Class 2: nematode need to know the direction of light to move away from it effectively - requires the addition of a screening pigment/photoreceptor shielding to introduce directional selectivity.
Class 3: low spatial resolution needed for some behaviours e.g. anti-collision mechanisms, selecting a new habitat, and monitoring light changes in different directions - pigment cups/pits. (e.g. flatworms).
Class 4: High spatial resolution is needed for detecting/pursuing prey, evading predators, visual communications, etc. - requires a lens/focusing system and integration times need to be short to avoid motion blur.
Each higher level of task requires faster integration, narrower angular selectivity and higher contrast sensitivity, therefore, the system must capture more photons per unit time - aided by membrane stacking and focusing optics.
Nillson and Pelger (1994)
Assuming a continuous selection for improved spatial resolution, a patch of light-sensitive epithelium can be transformed into a fully focused camera-type eye in less than 400,000 generations.
Nillson and Pelger (2004)
If selection constantly favours an increase in the amount of detectable spatial info., a light-sensitive patch will gradually turn into a focused eye lens.
Arendt et al. (2004)
Started out needing something to harvest light energy coupled to a signalling system, therefore, photoreceptors evolved - rhabdomeric in insects and ciliary in vertebrates.
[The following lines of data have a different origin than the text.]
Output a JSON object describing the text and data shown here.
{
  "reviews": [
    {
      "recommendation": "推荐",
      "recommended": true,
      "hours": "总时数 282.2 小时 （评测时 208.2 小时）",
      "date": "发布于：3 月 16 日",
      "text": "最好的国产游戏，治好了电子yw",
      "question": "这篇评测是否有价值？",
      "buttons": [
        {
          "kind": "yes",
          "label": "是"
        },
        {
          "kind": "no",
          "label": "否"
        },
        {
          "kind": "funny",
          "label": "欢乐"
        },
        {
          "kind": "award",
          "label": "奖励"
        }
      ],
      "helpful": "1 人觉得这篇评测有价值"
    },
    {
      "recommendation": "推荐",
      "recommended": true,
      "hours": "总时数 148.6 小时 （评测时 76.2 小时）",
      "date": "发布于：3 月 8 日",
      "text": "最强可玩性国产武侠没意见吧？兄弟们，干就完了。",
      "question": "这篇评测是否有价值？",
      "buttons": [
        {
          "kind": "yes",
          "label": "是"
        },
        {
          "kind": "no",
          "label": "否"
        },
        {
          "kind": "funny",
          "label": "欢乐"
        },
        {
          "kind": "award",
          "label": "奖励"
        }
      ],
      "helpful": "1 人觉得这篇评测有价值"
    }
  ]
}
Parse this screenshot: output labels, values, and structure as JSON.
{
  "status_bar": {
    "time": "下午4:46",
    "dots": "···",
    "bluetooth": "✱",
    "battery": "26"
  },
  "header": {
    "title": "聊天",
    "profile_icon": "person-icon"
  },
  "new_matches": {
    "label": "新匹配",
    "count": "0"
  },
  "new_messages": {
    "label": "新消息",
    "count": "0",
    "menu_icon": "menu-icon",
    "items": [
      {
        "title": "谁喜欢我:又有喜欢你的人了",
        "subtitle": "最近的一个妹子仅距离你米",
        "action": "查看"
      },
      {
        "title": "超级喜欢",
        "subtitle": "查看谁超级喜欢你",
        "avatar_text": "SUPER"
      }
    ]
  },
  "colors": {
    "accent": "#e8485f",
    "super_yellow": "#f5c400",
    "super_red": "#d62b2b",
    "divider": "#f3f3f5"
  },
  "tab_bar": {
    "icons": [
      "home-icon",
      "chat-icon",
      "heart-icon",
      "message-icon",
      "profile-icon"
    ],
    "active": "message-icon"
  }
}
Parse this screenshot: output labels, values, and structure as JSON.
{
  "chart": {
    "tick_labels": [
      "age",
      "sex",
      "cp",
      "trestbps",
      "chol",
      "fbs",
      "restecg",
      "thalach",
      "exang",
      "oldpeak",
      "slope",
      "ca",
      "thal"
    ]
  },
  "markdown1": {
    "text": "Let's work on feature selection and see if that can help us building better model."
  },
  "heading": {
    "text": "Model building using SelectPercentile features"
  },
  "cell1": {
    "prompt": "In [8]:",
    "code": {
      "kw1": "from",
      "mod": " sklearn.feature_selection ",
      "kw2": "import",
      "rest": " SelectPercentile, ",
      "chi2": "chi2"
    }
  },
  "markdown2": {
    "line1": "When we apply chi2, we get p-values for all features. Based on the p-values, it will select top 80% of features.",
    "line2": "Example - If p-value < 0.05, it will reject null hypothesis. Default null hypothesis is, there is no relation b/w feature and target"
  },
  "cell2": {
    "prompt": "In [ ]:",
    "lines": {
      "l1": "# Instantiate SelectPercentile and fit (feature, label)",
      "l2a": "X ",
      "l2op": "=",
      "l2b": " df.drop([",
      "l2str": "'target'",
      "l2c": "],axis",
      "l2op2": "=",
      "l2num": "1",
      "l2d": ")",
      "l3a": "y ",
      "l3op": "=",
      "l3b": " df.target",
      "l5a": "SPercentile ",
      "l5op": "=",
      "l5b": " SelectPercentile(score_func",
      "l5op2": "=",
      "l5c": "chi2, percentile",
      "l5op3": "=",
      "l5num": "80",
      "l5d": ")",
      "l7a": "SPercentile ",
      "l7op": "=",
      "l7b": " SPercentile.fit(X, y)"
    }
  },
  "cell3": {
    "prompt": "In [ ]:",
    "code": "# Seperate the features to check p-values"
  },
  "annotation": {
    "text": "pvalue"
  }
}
These transduce light energy signals by different phototransductory cascades. Both photoreceptor types existed in Urbelateria, the last common ancestor of insects and vertebrates.
Arendt, Hausen, and Purschke (2009)
Original cell type had at least 3 different functions: light detection by photoreceptive organelles, light shading by pigment granules, and steering through locomotor cilia - mediate phototaxis in the absence of an NS. This diversified in sister cells specialised for different sub-functions - photoreceptors, shading pigment cells, and ciliated locomotor cells - led to more elaborates photosensory motor axonal circuits w/interneurons needed for visually guided behaviour seen today.
Mammalian brains don't follow the same basic plan - primates tend to have an increased % of brain neurons with an increased % of brain mass, compared to rodents and insectivores. Primate brains show isometric brain size increase as a function of cell numbers, but rodent brains increase faster in size than they do in number of neurons.